Top of Input records

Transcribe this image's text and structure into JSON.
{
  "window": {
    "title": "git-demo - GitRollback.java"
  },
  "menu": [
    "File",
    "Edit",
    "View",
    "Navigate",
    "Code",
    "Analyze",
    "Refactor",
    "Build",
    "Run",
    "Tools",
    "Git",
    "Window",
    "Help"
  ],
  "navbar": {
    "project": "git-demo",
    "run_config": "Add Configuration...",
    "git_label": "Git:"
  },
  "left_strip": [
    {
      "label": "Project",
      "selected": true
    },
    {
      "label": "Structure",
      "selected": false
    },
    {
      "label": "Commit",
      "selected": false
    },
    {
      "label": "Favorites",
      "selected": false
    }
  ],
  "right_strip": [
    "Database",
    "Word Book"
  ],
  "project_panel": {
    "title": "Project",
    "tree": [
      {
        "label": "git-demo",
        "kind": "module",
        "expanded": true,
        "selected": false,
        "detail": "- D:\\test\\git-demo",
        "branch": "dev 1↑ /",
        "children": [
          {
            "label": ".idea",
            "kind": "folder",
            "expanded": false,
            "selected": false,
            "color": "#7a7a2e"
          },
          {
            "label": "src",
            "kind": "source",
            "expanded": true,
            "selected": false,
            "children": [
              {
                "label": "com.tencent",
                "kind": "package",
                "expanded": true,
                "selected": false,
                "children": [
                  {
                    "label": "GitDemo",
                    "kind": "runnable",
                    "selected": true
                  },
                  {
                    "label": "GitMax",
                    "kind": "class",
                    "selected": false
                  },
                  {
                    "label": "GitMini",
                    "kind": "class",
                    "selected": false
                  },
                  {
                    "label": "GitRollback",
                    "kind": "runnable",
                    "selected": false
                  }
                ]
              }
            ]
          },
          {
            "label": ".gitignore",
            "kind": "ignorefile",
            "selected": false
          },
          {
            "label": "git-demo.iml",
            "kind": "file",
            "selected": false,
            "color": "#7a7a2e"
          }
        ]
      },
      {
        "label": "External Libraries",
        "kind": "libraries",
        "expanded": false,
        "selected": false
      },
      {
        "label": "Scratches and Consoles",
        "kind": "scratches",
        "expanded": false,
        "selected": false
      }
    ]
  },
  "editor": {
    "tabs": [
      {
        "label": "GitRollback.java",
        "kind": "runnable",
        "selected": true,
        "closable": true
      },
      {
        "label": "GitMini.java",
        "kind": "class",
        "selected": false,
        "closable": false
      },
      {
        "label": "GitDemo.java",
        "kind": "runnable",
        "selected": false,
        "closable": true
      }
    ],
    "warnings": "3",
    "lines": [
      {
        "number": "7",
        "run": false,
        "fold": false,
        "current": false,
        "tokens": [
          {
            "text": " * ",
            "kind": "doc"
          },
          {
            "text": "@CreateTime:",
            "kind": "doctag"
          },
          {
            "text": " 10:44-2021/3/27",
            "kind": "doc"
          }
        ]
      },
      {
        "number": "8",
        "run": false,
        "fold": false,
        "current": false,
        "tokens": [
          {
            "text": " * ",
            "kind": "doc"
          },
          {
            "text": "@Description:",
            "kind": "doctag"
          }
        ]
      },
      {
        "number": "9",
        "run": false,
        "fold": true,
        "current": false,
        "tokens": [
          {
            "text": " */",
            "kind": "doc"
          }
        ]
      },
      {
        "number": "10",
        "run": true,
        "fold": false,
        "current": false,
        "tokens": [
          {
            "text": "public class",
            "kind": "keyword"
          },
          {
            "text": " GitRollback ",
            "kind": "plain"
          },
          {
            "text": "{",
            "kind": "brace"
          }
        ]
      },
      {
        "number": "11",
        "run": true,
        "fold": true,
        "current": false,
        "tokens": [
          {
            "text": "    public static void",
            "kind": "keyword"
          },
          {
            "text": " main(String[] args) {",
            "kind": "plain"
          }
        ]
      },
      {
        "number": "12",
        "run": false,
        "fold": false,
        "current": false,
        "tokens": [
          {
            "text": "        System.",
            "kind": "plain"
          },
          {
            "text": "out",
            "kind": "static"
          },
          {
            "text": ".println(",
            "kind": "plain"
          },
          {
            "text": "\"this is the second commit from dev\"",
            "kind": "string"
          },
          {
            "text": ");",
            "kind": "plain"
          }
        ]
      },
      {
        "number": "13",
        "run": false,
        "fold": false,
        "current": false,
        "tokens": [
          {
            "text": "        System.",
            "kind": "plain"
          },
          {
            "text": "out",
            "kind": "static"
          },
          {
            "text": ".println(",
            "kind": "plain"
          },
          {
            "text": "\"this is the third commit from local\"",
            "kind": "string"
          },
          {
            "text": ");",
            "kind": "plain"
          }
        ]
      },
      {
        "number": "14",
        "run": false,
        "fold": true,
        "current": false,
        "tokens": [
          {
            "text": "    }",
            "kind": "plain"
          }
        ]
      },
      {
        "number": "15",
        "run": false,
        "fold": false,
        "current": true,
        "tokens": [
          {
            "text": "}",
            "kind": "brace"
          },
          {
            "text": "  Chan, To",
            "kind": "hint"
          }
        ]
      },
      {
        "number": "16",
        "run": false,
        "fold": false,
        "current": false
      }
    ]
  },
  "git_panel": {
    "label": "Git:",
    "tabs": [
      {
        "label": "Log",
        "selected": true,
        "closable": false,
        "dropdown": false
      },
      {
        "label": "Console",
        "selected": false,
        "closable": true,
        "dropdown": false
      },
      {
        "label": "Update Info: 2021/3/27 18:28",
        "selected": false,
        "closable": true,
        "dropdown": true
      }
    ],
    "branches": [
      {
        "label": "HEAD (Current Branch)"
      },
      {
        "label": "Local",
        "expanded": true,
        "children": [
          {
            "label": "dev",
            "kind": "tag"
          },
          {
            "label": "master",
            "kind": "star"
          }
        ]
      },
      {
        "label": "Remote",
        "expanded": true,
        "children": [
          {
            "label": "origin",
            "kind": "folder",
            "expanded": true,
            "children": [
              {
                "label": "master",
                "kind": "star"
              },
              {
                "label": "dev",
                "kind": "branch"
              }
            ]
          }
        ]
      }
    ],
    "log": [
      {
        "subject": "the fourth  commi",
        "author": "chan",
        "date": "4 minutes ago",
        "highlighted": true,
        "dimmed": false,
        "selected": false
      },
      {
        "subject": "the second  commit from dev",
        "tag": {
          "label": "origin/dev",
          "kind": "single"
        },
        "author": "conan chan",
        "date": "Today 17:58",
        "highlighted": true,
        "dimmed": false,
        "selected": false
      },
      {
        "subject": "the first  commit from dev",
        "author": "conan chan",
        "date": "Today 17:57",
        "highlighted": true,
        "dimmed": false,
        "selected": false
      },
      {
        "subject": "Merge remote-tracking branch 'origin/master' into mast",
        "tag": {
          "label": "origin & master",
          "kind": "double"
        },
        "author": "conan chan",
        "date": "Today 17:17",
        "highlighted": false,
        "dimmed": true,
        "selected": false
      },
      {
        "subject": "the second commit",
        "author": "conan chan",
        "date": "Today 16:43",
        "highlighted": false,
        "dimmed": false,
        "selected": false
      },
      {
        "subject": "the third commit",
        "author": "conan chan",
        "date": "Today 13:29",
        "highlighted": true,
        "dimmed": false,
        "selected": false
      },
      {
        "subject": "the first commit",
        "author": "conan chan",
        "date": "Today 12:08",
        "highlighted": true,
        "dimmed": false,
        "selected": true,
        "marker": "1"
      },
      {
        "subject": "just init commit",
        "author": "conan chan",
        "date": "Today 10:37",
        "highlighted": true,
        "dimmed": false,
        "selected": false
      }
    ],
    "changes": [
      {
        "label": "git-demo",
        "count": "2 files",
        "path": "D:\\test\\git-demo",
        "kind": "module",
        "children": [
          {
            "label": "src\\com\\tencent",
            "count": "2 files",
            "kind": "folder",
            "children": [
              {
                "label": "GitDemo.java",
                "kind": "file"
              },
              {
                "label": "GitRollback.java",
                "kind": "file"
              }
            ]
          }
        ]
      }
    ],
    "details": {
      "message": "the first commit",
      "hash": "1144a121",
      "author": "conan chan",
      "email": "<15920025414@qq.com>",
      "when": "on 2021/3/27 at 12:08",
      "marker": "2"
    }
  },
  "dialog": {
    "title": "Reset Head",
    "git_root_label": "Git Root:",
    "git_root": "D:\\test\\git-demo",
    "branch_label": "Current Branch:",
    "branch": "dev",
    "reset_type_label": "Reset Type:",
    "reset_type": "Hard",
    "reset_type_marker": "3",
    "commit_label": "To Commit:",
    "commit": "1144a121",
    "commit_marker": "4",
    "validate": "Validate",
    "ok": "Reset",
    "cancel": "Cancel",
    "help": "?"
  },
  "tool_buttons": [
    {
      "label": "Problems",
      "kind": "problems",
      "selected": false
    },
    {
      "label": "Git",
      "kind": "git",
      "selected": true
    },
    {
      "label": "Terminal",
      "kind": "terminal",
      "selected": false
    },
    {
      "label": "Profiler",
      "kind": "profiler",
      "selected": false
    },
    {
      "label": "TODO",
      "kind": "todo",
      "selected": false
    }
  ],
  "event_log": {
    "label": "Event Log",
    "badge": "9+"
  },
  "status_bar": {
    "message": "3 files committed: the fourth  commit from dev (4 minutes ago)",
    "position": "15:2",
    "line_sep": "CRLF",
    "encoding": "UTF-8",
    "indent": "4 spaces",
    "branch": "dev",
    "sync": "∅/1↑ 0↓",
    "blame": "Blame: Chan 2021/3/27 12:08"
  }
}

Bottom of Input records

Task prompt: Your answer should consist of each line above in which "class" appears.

Task output:
                    "kind": "class",
                    "kind": "class",
        "kind": "class",
            "text": "public class",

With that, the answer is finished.